I first watched Test cricket in a stadium in 1984/85, at the Eden Gardens, a historic match for at least three reasons. First, this was the only Test match Kapil Dev missed in his career. Then, Mohammad Azharuddin scored a hundred on debut: he would go on to become the first – and till date, only – batter to score hundreds in each of his first Test matches. And finally, Ravi Shastri batted at least once on all five days.
But none of that is what the Test match is remembered for. Indian captain Sunil Gavaskar chose to not declare the Indian innings – the first innings of the Test match – until after lunch on Day 4. The crowd, already incensed by the axing of Kapil, booed Gavaskar until he declared. A livid Gavaskar vowed to never play at the venue again. He did not, for India.
In 1986/87, after four dreary draws, the desperate organisers prepared a vicious turning track for the fifth Test match, in Bangalore. The decade Indian fans often look back with rose-tinted nostalgia was actually one of the dullest in terms of Test cricket.
This was perhaps an extreme example, but Test cricket was a feature in the 1980s in India. The rose-tinted nostalgia of Indian fans, at least in this case, has little to do with data. Of the 42 Tests India played at home in the 1980s, 24 (57%) were draws. For perspective, since 2010, there have been 10 draws in 58 matches (17%) on Indian soil.
India have won 43 out of these 58 Test matches. In their entire history, up to 2009, they had won only another 69. This has been their greatest phase. Under Virat Kohli and now Rohit Sharma, the focus has shifted from batting on bowling, and rightly so – because the most successful teams in the history of Test cricket have all been outstanding bowling sides.
The batting has probably suffered, with India often opting for five specialist batters instead of their traditional plan of six. The big scores have slowly dried out, but India have taken 20 wickets more often than they ever have.

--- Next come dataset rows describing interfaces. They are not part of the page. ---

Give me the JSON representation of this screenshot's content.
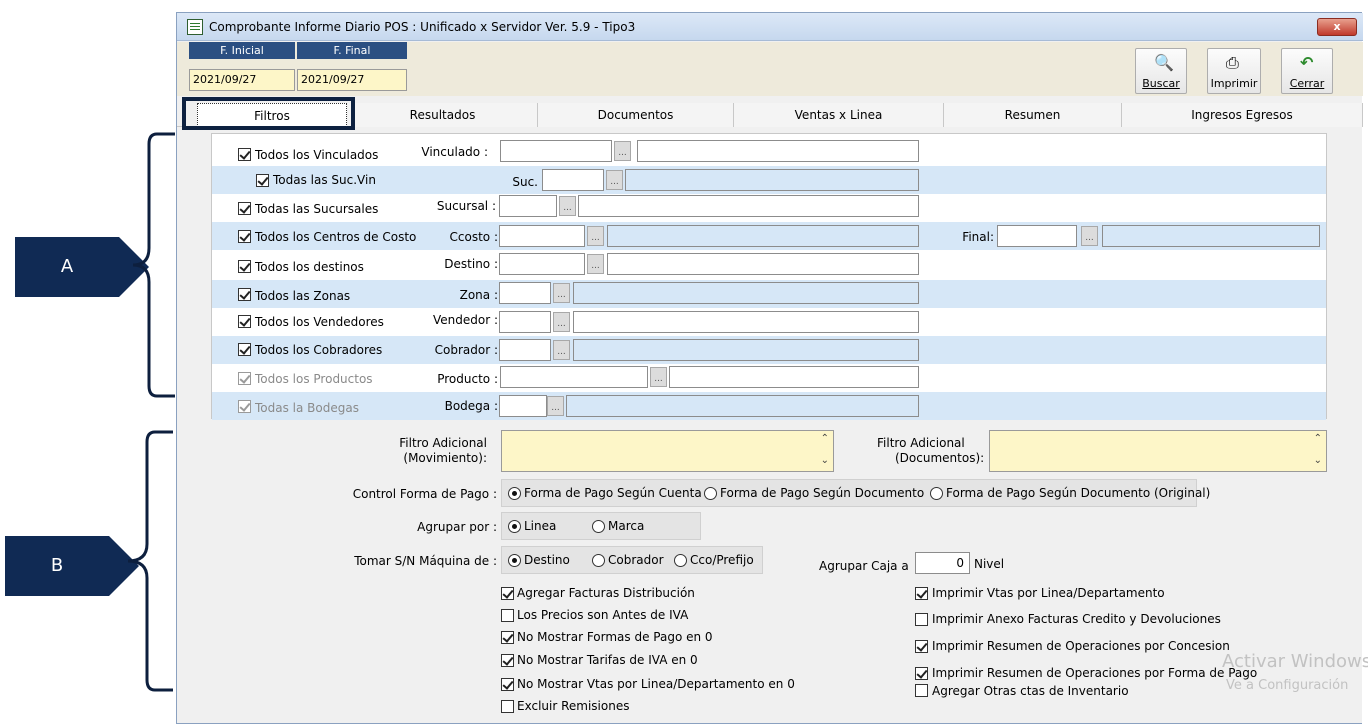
{
  "window": {
    "title": "Comprobante Informe Diario POS : Unificado x Servidor  Ver. 5.9 - Tipo3",
    "close_label": "x"
  },
  "dates": {
    "initial_label": "F. Inicial",
    "final_label": "F. Final",
    "initial_value": "2021/09/27",
    "final_value": "2021/09/27"
  },
  "toolbar": {
    "buscar": "Buscar",
    "imprimir": "Imprimir",
    "cerrar": "Cerrar"
  },
  "tabs": [
    {
      "label": "Filtros",
      "active": true
    },
    {
      "label": "Resultados"
    },
    {
      "label": "Documentos"
    },
    {
      "label": "Ventas x Linea"
    },
    {
      "label": "Resumen"
    },
    {
      "label": "Ingresos Egresos"
    }
  ],
  "filters": {
    "vinculados": {
      "check": "Todos los Vinculados",
      "label": "Vinculado :",
      "checked": true
    },
    "suc_vin": {
      "check": "Todas las Suc.Vin",
      "label": "Suc.",
      "checked": true
    },
    "sucursales": {
      "check": "Todas las Sucursales",
      "label": "Sucursal :",
      "checked": true
    },
    "ccosto": {
      "check": "Todos los Centros de Costo",
      "label": "Ccosto :",
      "final_label": "Final:",
      "checked": true
    },
    "destinos": {
      "check": "Todos los destinos",
      "label": "Destino :",
      "checked": true
    },
    "zonas": {
      "check": "Todos las Zonas",
      "label": "Zona :",
      "checked": true
    },
    "vendedores": {
      "check": "Todos los Vendedores",
      "label": "Vendedor :",
      "checked": true
    },
    "cobradores": {
      "check": "Todos los Cobradores",
      "label": "Cobrador :",
      "checked": true
    },
    "productos": {
      "check": "Todos los Productos",
      "label": "Producto :",
      "checked": true,
      "disabled": true
    },
    "bodegas": {
      "check": "Todas la Bodegas",
      "label": "Bodega :",
      "checked": true,
      "disabled": true
    }
  },
  "lower": {
    "filtro_mov_1": "Filtro Adicional",
    "filtro_mov_2": "(Movimiento):",
    "filtro_doc_1": "Filtro Adicional",
    "filtro_doc_2": "(Documentos):",
    "control_label": "Control Forma  de Pago :",
    "control_options": [
      "Forma de Pago Según Cuenta",
      "Forma de Pago Según Documento",
      "Forma de Pago Según Documento (Original)"
    ],
    "control_selected": "Forma de Pago Según Cuenta",
    "agrupar_label": "Agrupar por :",
    "agrupar_options": [
      "Linea",
      "Marca"
    ],
    "agrupar_selected": "Linea",
    "tomar_label": "Tomar S/N Máquina de :",
    "tomar_options": [
      "Destino",
      "Cobrador",
      "Cco/Prefijo"
    ],
    "tomar_selected": "Destino",
    "agrupar_caja_label": "Agrupar Caja a",
    "agrupar_caja_value": "0",
    "nivel_label": "Nivel",
    "left_checks": [
      {
        "label": "Agregar Facturas Distribución",
        "checked": true
      },
      {
        "label": "Los Precios son Antes de IVA",
        "checked": false
      },
      {
        "label": "No Mostrar  Formas de Pago en 0",
        "checked": true
      },
      {
        "label": "No Mostrar Tarifas de IVA  en  0",
        "checked": true
      },
      {
        "label": "No Mostrar  Vtas por Linea/Departamento en  0",
        "checked": true
      },
      {
        "label": "Excluir Remisiones",
        "checked": false
      }
    ],
    "right_checks": [
      {
        "label": "Imprimir Vtas por Linea/Departamento",
        "checked": true
      },
      {
        "label": "Imprimir Anexo Facturas Credito y Devoluciones",
        "checked": false
      },
      {
        "label": "Imprimir Resumen de Operaciones por Concesion",
        "checked": true
      },
      {
        "label": "Imprimir Resumen de Operaciones por Forma de Pago",
        "checked": true
      },
      {
        "label": "Agregar Otras ctas de Inventario",
        "checked": false
      }
    ]
  },
  "annotations": {
    "a": "A",
    "b": "B"
  },
  "watermark": {
    "line1": "Activar Windows",
    "line2": "Ve a Configuración"
  },
  "colors": {
    "accent": "#2b4f82",
    "row_blue": "#d6e7f7",
    "yellow_field": "#fdf6c8",
    "marker": "#102a54"
  }
}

Curiously, that is not reflected in the rules of the Ranji Trophy. A draw with a first-innings lead fetches three points and a win six (twice, not thrice, unlike football), so teams are happy to get two first-innings leads instead of pushing for one outright win.

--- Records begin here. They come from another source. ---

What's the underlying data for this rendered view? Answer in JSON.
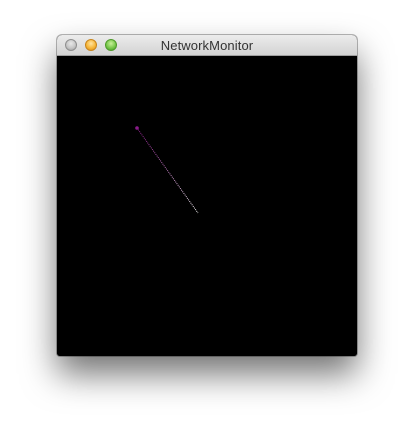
{
  "window": {
    "title": "NetworkMonitor"
  },
  "colors": {
    "background": "#000000",
    "trace_start": "#8a1b8a",
    "trace_end": "#ffffff"
  },
  "icons": {
    "close": "close-icon",
    "minimize": "minimize-icon",
    "zoom": "zoom-icon"
  }
}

That is not in tune with how the Indian Test team plays these days. As mentioned, the focus at the highest level – rightly – is on bowling. Unfortunately, while the approach of the Indian Test side has undergone changes, the Ranji Trophy laws still benefit teams that play the drab version of cricket from the 1980s.

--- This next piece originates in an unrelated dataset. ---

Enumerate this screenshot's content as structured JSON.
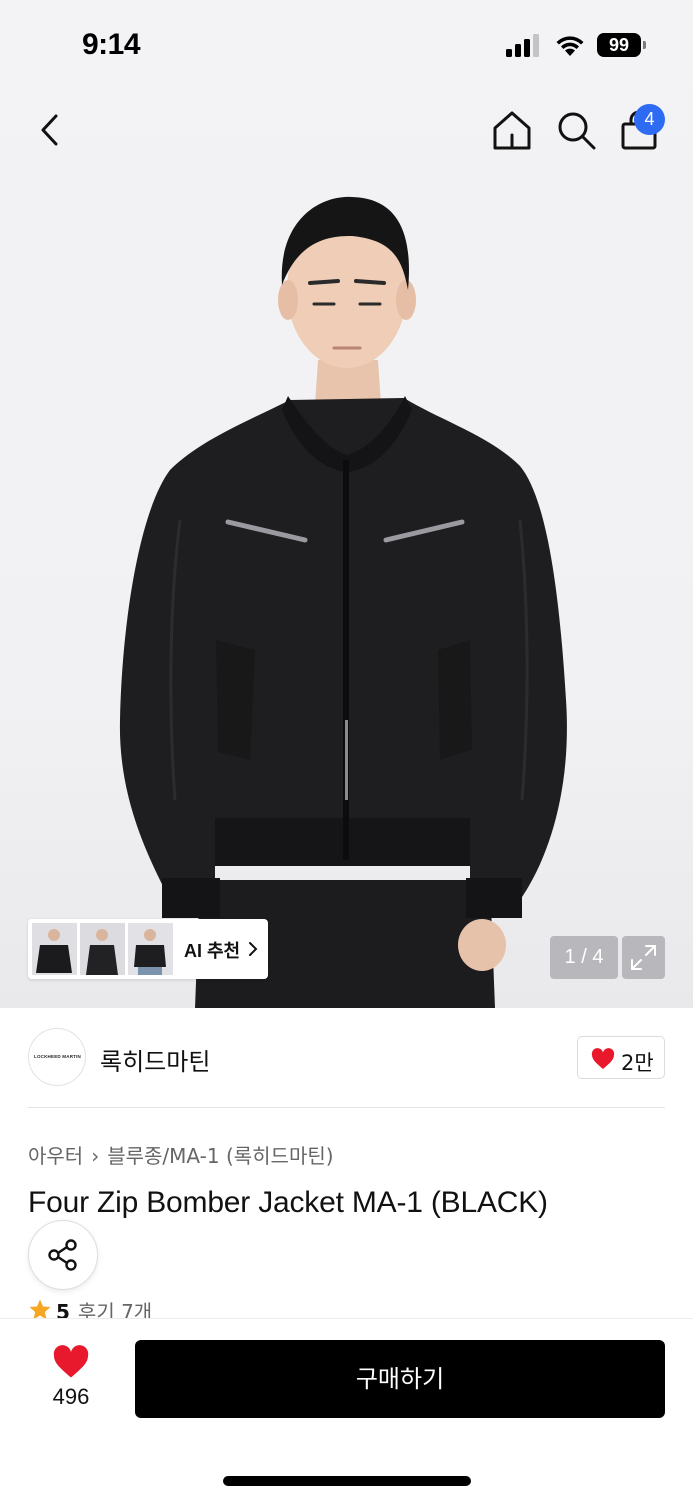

Things get worse in the knockouts. Here, if the team batting first does not bowl out the team batting second, the quotient (runs/wicket) is calculated to determine the winner. Thus, a side may pile 500 (a quotient of 50), but the other team may score 51/0, or even 51/1, and win.
That brings us to the ongoing Ranji Trophy pre-quarterfinal, where Jharkhand batted on until they were bowled out for 880 well into Day 3. Nagaland are 130/4 at stumps. Jharkhand are still likely to win outright, but one cannot help but wonder whether such long innings should be encouraged.
Ranji Trophy, after all, is the largest First-class cricket tournament in India. Potential Test cricketers are identified and selected based on Ranji Trophy performances. The format and the laws of the tournament should ideally be designed to reflect the approach – if not the standards – of the Test team, which is currently not the case.
Putting a bar of 150 overs on the first innings of a match is one of the ways forward. A bar can also be imposed on the second innings of the match, if needed. That is likely to discourage teams batting first from continuing with the sole aim of occupying the crease for as long as possible.
The rules, as they currently stand, do little more than promote defensive batting for hours with little attempt for an outright win, particularly on prepared flat wickets.